Meanwhile, Tom in reporting monthly to Union Headquarters in St. Louis, very prudently (and, one must say, cleverly) established solid business contacts so that, when the war was over, he resumed his law practice not only in Franklin County, but in St. Louis itself.

In a new constitution, Missouri, of course, abolished slavery, but Tom and Jinnie's slaves stayed on as devoted servants. Presumably, Tom had been a kind master. The constitution, however, denied the vote to Southern sympathizers, and for the next half dozen years the Republicans held power. By 1873, though, the "Southern element" (that is, the Democrats) had recaptured control of the state government and organized a state constitutional convention for 1875. Crews represented Franklin County around the "Union-Gray Summit" area and helped to institute yet another constitution, this time in reaction to Republican excesses and the national economic panic of 1873.

Tom had become a prosperous farmer and a well-established lawyer. In 1879 he and Jinnie decided to build a manor house of brick and turn the old frame house into a kitchen with servants' quarters upstairs.

They chose a site high on a hill on which rose an imposing structure of modified English-Georgian design with elegant details such as two imaginatively adorned chimneys, two large semicircular bay windows, and two fireplaces with mantels of hand-carved gray Italian marble.

Three days before Christmas the Crewses entertained their friends at an open house. Evergreen garlands embellished the huge winding staircase as well as the rest of the house. A splendid array of food covered the hand-carved walnut sideboards. A crystal bowl was kept filled with planter's punch; tea and coffee were available as well as decanters of the local wine, and the gentlemen were well supplied with Southern Comfort.

In the evening the sliding doors opened for dancing in both parlors. Seated in the second one, the older ladies chatted amiably and kept their chaperoning eyes on the dancing couples. In the library the gentlemen talked over business and politics as they sipped more Southern Comfort with Colonel Crews; here, too, they could smoke their cigars without offending the ladies. Such conspicuous consumption had been unknown in Franklin County when the Virginians had first arrived a half century before.

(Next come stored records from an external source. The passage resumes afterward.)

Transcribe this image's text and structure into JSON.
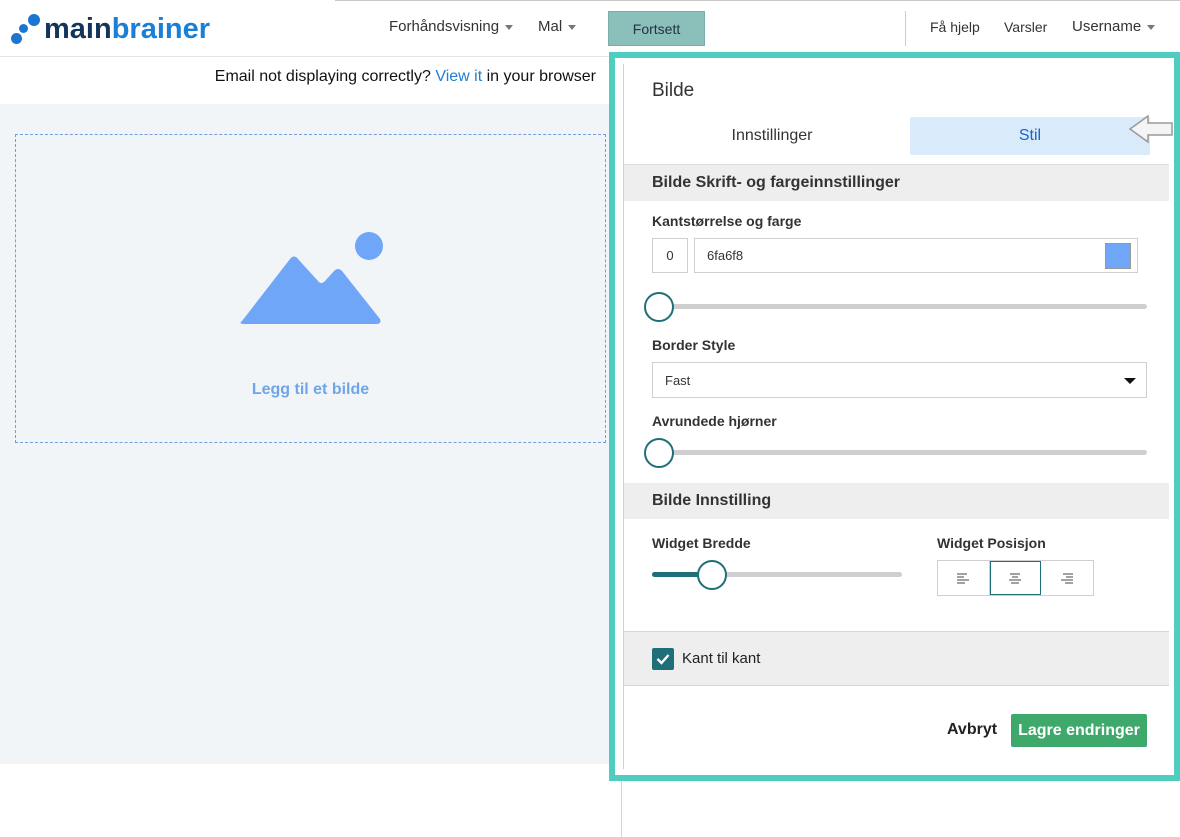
{
  "brand": {
    "part1": "main",
    "part2": "brainer"
  },
  "nav": {
    "preview_label": "Forhåndsvisning",
    "template_label": "Mal",
    "continue_label": "Fortsett",
    "help_label": "Få hjelp",
    "alerts_label": "Varsler",
    "user_label": "Username"
  },
  "email_notice": {
    "prefix": "Email not displaying correctly?",
    "link": "View it",
    "suffix": "in your browser"
  },
  "placeholder": {
    "label": "Legg til et bilde"
  },
  "panel": {
    "title": "Bilde",
    "tabs": [
      {
        "label": "Innstillinger",
        "active": false
      },
      {
        "label": "Stil",
        "active": true
      }
    ],
    "section_font_color": "Bilde Skrift- og fargeinnstillinger",
    "border_size_label": "Kantstørrelse og farge",
    "border_size_value": "0",
    "border_color_value": "6fa6f8",
    "border_color_swatch": "#6fa6f8",
    "border_size_slider": 0,
    "border_style_label": "Border Style",
    "border_style_value": "Fast",
    "rounded_corners_label": "Avrundede hjørner",
    "rounded_corners_slider": 0,
    "section_image": "Bilde Innstilling",
    "widget_width_label": "Widget Bredde",
    "widget_width_slider": 0.24,
    "widget_position_label": "Widget Posisjon",
    "widget_position_options": [
      "align-left-icon",
      "align-center-icon",
      "align-right-icon"
    ],
    "widget_position_selected": "center",
    "edge_to_edge_label": "Kant til kant",
    "edge_to_edge_checked": true,
    "cancel_label": "Avbryt",
    "save_label": "Lagre endringer"
  },
  "colors": {
    "accent_teal": "#4ecdc0",
    "slider": "#1e6f78",
    "save_green": "#3fa96b",
    "tab_active_bg": "#d9eafb",
    "placeholder_blue": "#6fa6e9"
  }
}
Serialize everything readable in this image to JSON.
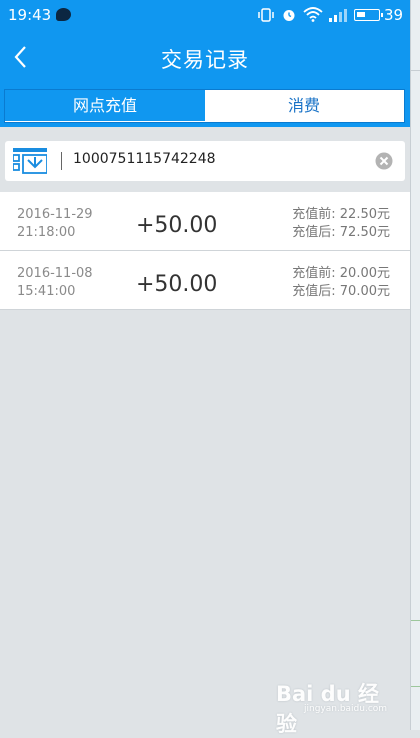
{
  "status_bar": {
    "time": "19:43",
    "battery": "39"
  },
  "header": {
    "title": "交易记录"
  },
  "tabs": [
    {
      "label": "网点充值",
      "active": true
    },
    {
      "label": "消费",
      "active": false
    }
  ],
  "search": {
    "value": "1000751115742248"
  },
  "records": [
    {
      "date": "2016-11-29",
      "time": "21:18:00",
      "amount": "+50.00",
      "before": "充值前: 22.50元",
      "after": "充值后: 72.50元"
    },
    {
      "date": "2016-11-08",
      "time": "15:41:00",
      "amount": "+50.00",
      "before": "充值前: 20.00元",
      "after": "充值后: 70.00元"
    }
  ],
  "watermark": {
    "text": "Bai du 经验",
    "sub": "jingyan.baidu.com"
  },
  "colors": {
    "primary": "#1097f0",
    "background": "#dfe3e6"
  }
}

This beautiful house (now restored and open to the public as part of the Missouri Botanical Garden's Shaw Nature Reserve) was the setting for many a similar soiree in the decade that followed. Tom and Jinnie were known as an elegant, cultivated, and hospitable couple. One is reminded of the similar rich, full life led by John T. McCarty and his wife, Mary, in California two decades earlier.

Tom was fifty-two years old when he decided to enter the Congressional primaries for his district in 1884. A popular man, an experienced attorney, and an eloquent orator, he had the support of the Franklin County delegation, but the whole district was in a deadlock. His opponents claimed that if he and his Democrats were elected, they would recognize and reward the Rebels! The session was very dramatic; before it was over, delegates were kicking each other and screaming incoherently. One man wanted to change his vote so that Crews would receive the majority, but was denied that privilege, one of his neighboring delegates actually holding him back by sitting on him till the matter was settled. Crews lost by that single vote.

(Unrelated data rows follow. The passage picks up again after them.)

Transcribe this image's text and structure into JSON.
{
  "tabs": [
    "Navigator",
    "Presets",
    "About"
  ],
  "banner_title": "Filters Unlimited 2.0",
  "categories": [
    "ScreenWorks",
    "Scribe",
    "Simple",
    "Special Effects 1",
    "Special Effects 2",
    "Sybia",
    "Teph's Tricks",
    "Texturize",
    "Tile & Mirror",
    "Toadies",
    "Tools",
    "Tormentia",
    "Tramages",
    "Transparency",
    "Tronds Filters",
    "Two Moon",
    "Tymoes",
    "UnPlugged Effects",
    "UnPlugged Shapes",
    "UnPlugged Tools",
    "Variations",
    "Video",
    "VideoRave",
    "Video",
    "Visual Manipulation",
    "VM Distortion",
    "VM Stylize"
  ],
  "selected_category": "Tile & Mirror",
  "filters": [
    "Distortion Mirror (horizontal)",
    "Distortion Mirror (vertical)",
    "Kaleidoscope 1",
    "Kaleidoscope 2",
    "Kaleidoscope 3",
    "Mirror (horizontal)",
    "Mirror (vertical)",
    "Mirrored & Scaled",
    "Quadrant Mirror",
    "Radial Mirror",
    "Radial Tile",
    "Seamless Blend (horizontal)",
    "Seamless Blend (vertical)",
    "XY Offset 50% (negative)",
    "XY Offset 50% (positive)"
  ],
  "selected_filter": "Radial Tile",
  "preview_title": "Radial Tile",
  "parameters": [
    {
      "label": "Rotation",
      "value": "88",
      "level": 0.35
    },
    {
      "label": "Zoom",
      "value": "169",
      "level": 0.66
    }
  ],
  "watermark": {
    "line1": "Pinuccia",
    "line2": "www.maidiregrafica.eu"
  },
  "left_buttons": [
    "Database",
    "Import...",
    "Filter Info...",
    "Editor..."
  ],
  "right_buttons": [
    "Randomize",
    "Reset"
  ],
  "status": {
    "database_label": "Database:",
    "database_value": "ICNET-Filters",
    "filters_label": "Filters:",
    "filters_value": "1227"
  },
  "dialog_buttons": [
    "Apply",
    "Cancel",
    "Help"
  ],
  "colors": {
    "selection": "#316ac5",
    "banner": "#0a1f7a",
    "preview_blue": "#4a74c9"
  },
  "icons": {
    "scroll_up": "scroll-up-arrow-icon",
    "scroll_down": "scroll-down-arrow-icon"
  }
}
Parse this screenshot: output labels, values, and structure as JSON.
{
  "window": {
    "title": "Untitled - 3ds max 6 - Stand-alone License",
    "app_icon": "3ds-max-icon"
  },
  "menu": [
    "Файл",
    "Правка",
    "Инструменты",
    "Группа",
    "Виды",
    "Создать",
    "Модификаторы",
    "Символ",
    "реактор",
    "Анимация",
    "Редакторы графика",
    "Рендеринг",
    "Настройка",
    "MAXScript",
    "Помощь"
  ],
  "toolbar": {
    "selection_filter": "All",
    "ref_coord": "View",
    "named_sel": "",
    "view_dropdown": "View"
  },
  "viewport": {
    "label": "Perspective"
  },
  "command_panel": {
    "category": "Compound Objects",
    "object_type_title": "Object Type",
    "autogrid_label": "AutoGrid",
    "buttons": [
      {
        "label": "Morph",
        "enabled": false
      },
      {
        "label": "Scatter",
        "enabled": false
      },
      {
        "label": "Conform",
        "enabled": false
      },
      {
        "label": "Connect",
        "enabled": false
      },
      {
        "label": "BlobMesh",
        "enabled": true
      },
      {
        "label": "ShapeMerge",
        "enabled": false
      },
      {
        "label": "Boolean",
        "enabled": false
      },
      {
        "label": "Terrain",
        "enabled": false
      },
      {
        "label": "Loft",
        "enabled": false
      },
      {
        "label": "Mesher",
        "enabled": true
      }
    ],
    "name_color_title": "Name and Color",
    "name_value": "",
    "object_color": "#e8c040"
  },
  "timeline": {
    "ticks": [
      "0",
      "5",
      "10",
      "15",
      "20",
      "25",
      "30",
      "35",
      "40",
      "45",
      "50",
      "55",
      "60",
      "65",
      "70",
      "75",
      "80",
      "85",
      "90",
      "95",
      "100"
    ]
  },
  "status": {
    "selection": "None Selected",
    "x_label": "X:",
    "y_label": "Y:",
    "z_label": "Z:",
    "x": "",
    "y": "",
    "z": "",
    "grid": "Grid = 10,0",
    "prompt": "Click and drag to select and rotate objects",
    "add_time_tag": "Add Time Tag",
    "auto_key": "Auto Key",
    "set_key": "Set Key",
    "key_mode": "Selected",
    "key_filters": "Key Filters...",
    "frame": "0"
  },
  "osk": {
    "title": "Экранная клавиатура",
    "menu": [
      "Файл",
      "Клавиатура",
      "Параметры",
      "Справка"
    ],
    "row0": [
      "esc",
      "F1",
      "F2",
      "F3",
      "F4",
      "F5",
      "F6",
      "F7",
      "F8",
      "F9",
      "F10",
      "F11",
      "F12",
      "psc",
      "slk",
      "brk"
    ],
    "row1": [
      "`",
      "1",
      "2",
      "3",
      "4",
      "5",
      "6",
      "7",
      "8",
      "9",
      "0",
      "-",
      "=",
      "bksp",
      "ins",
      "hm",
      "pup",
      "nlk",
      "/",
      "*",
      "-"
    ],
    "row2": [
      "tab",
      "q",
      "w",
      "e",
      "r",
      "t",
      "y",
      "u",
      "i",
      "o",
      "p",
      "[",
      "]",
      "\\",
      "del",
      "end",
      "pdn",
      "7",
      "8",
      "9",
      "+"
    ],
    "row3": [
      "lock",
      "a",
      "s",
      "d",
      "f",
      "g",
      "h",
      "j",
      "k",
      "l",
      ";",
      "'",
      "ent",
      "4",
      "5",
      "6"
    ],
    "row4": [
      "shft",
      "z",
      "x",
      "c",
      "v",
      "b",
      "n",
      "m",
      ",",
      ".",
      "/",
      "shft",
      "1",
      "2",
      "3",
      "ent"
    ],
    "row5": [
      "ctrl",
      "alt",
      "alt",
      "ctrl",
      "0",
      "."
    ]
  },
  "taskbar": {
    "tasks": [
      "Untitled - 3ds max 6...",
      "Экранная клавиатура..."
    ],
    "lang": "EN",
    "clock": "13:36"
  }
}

On June 25, 1891, Tom died of a kidney infection at Sisters Hospital in St. Louis. Jinnie lived another five and a half years. Both are buried in the cemetery at Pacific, a nearby town. Tom had outlived all the Immortal Six. (Sam Wilson had died in early 1889, the last survivor of the Founders.) How long he corresponded with his fellow Deltas is not a matter of record.

We can be certain, however, that his image remained in their minds all their lives. His spirit lives today in his many descendants who joined Phi Gamma Delta: one grandson, Sterling Crews Reynolds (Missouri 1913); and four great-grandsons, Elzie H. Musgrave (Missouri 1933), William A. Joplin, Jr. (Missouri 1940), Clarke Thomas Reed (Missouri 1950), and Robert C. Joplin (Missouri 1952).

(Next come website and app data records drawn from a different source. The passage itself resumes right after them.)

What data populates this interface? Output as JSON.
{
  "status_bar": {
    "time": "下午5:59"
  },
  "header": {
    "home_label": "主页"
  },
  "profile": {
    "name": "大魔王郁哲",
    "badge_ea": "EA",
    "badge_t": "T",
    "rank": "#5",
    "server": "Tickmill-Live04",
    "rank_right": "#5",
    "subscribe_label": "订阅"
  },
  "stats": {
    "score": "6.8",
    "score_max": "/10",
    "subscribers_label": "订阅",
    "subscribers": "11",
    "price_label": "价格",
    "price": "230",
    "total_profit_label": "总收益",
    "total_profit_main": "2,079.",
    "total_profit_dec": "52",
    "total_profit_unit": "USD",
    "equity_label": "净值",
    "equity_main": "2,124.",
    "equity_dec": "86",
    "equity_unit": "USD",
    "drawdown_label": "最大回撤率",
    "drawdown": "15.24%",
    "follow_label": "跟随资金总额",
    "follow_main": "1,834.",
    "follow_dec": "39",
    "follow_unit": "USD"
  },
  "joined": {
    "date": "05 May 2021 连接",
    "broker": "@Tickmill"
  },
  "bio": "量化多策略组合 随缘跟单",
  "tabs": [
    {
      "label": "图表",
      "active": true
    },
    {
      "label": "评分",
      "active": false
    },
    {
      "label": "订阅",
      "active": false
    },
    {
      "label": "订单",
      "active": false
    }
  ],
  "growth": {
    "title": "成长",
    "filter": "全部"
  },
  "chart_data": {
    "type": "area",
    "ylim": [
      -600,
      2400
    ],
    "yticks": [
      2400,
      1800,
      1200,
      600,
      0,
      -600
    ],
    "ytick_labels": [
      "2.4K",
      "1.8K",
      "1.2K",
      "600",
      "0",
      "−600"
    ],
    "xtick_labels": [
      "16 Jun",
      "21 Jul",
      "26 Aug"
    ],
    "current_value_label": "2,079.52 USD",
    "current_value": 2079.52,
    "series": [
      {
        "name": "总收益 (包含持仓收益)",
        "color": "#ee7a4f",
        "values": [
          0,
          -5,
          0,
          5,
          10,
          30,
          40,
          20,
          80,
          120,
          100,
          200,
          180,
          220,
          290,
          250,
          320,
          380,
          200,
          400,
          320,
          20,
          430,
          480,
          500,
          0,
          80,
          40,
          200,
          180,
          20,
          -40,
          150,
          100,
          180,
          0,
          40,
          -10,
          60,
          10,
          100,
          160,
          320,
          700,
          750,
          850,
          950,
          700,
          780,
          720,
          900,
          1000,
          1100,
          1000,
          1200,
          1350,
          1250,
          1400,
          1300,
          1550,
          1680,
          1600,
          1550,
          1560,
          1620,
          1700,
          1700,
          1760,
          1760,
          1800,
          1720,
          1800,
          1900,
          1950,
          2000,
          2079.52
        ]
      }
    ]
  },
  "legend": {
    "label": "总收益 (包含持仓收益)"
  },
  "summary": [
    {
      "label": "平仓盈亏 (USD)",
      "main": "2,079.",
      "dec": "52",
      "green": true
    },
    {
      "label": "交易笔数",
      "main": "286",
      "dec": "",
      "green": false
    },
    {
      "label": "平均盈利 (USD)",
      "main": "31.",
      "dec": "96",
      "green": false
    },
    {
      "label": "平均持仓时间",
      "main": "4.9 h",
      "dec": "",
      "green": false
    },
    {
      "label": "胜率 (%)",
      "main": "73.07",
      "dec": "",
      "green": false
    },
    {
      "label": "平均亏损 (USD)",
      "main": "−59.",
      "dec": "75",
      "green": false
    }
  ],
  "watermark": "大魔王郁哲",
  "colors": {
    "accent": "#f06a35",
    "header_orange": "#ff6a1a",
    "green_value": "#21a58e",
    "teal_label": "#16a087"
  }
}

We are proud to have in our earliest membership a man of the caliber of Thomas W. B. Crews - generous, brave, loyal, industrious, reliable, polished, lovable, a "god of boys," "noble and magnanimous" - in short a truly ideal Brother.